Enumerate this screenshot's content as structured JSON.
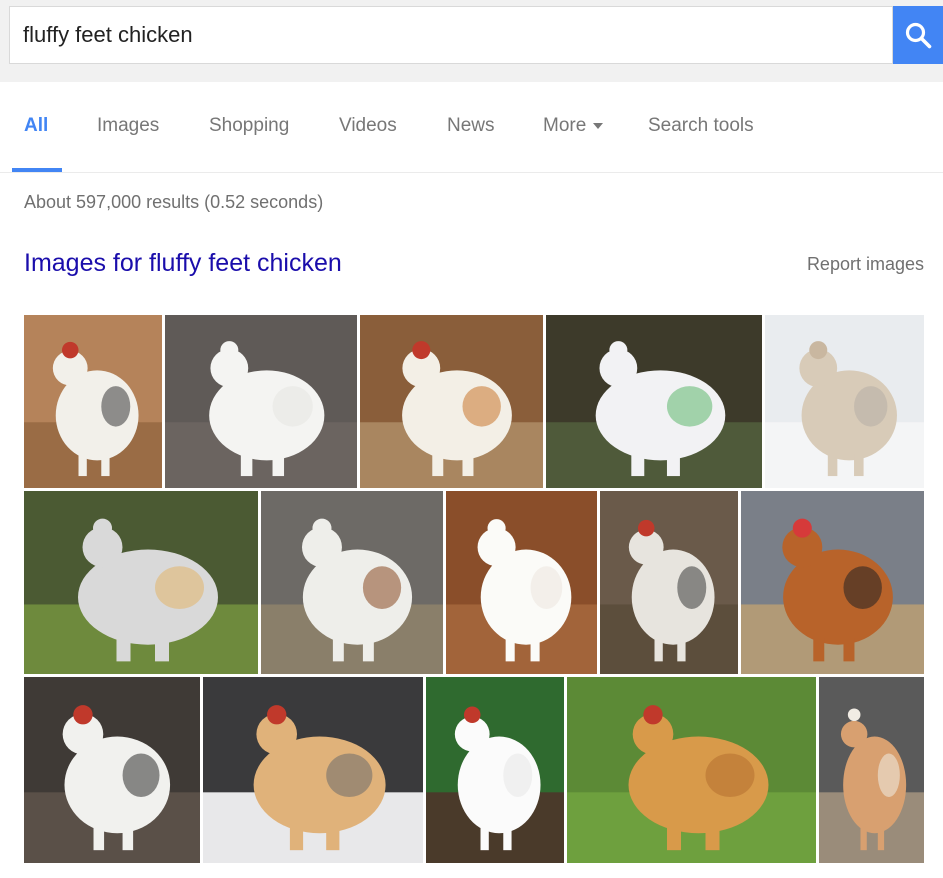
{
  "search": {
    "query": "fluffy feet chicken"
  },
  "tabs": [
    {
      "label": "All"
    },
    {
      "label": "Images"
    },
    {
      "label": "Shopping"
    },
    {
      "label": "Videos"
    },
    {
      "label": "News"
    },
    {
      "label": "More"
    },
    {
      "label": "Search tools"
    }
  ],
  "results_stats": "About 597,000 results (0.52 seconds)",
  "images_section": {
    "title": "Images for fluffy feet chicken",
    "report_label": "Report images"
  },
  "colors": {
    "accent": "#4285f4",
    "link": "#1a0dab",
    "muted": "#707070"
  },
  "icons": {
    "search": "search-icon",
    "more": "caret-down-icon"
  },
  "thumbnails": [
    {
      "bg": "#b5835a",
      "ground": "#9a6c45",
      "body": "#f2f0ea",
      "accent": "#3a3a3a",
      "comb": "#c0392b"
    },
    {
      "bg": "#5f5a57",
      "ground": "#6b6460",
      "body": "#f4f4f2",
      "accent": "#e6e6e2",
      "comb": "#f4f4f2"
    },
    {
      "bg": "#8a5e3a",
      "ground": "#a98660",
      "body": "#f3efe6",
      "accent": "#c9772e",
      "comb": "#c0392b"
    },
    {
      "bg": "#3d3a2a",
      "ground": "#4f5a3a",
      "body": "#f2f2f4",
      "accent": "#5fb86e",
      "comb": "#f2f2f4"
    },
    {
      "bg": "#e9ecef",
      "ground": "#f4f5f6",
      "body": "#d8cbb8",
      "accent": "#b7afa6",
      "comb": "#c9b7a0"
    },
    {
      "bg": "#4b5a33",
      "ground": "#6e8a3d",
      "body": "#d9d9d9",
      "accent": "#e2b46a",
      "comb": "#d9d9d9"
    },
    {
      "bg": "#6d6a66",
      "ground": "#8a7f6a",
      "body": "#eeeeea",
      "accent": "#8a4a22",
      "comb": "#eeeeea"
    },
    {
      "bg": "#8a4e2a",
      "ground": "#a2643a",
      "body": "#fbfbf8",
      "accent": "#ece6de",
      "comb": "#fbfbf8"
    },
    {
      "bg": "#6a5a4a",
      "ground": "#5c4e3c",
      "body": "#e7e4de",
      "accent": "#3a3a3a",
      "comb": "#c0392b"
    },
    {
      "bg": "#7a7f88",
      "ground": "#b19a77",
      "body": "#b8632a",
      "accent": "#222222",
      "comb": "#d63a3a"
    },
    {
      "bg": "#3f3a36",
      "ground": "#5a5048",
      "body": "#f1f1ee",
      "accent": "#2f2f2f",
      "comb": "#c0392b"
    },
    {
      "bg": "#3a3a3c",
      "ground": "#e8e8ea",
      "body": "#e0b27a",
      "accent": "#6b6b6b",
      "comb": "#c0392b"
    },
    {
      "bg": "#2f6a2f",
      "ground": "#4a3a2a",
      "body": "#fbfbfb",
      "accent": "#e8e8e8",
      "comb": "#c0392b"
    },
    {
      "bg": "#5c8a36",
      "ground": "#6ea03e",
      "body": "#d89a4a",
      "accent": "#b57030",
      "comb": "#c0392b"
    },
    {
      "bg": "#5a5a5a",
      "ground": "#9a8c7a",
      "body": "#d8a070",
      "accent": "#f1ece4",
      "comb": "#f1ece4"
    }
  ]
}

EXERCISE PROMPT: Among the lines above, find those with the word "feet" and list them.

RESULT OF THE EXERCISE:
    "query": "fluffy feet chicken"
    "title": "Images for fluffy feet chicken",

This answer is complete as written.